Calling the entire substance of the blocking/filibuster allegation “hooey” in a personal blog post two weeks ago, Larry Masinter revealed not only that he followed through with his procedural objection, but he essentially got what he wanted: a change in the charter of the Working Group so that it did encompass Canvas 2D, rather than having a charter that appeared to contradict its own work. But then Masinter’s retort took on the broader, and more timeless, topic of what the devil is going on here anyway.
“Updating the charter to say these things were in scope was always a way of bringing them into scope,” Masinter wrote. “That W3C wanted to save face and call it an ‘annotation’ and skip the normal W3C rechartering process — well, so many exceptions were made for HTML in the first place, that’s fine. What makes a ‘standard’ process ‘open’ isn’t just ‘everyone can read the mailing list.’ Trying to follow the HTML standard requires withstanding a ‘denial of service’ attack; thousands of e-mails, messages, posts, edits to track every single month. No one person can really follow what’s going on.

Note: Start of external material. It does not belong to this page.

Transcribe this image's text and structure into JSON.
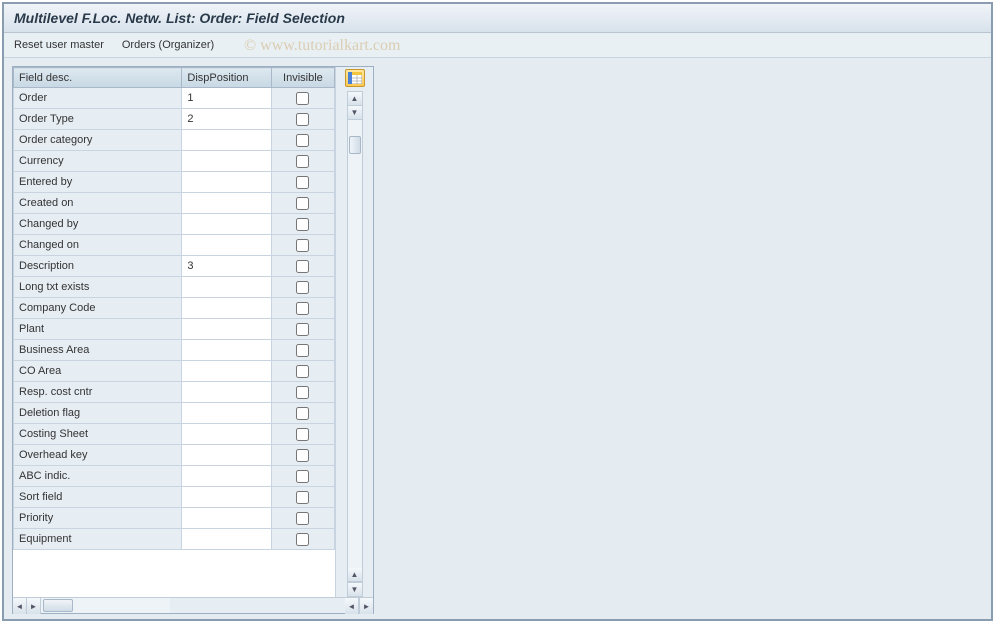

“I’ve worked on scores (more than 20 and probably more than 40) different working group charters,” Masinter continued. “I think I really understand why working groups have charters, how the words in a charter are chosen carefully, and why it’s important to keep things in scope. Is that being nit-picky? Yes, but that’s what I do. And, I claim, it’s what makes good standards: Follow process, pay attention to details. My perspective is that what makes a good standard is very different than what makes a good implementation guide. Many otherwise good software engineers (even those with a great deal of experience) really don’t see it, since their experience and intuitions have served them well in building complex software systems, or leading open source projects.”
As of now, the HTML5 Working Drafts are officially published, with Canvas 2D among a handful of specifications broken out into modular drafts of their own, as Berners-Lee advised. And that prompted a note of applause last Friday from Microsoft’s Internet Explorer 9 Program Manager Adrian Bateman: “Just like good software design, loose coupling and high cohesion are good principles for defining web standards. That doesn’t make them easy to apply and there is still more work to do to reduce the coupling between drafts. The group is working on improving the tools used to generate the documents to improve the cross-references, which will help towards this goal.”
Bateman’s comments have contributed to blog posts today pointing to “rumors” that IE9, and Microsoft in turn, would come around to supporting HTML5. This despite the fact that its own man may be to thank for getting the whole draft put together prior to Microsoft’s MIX conference next week.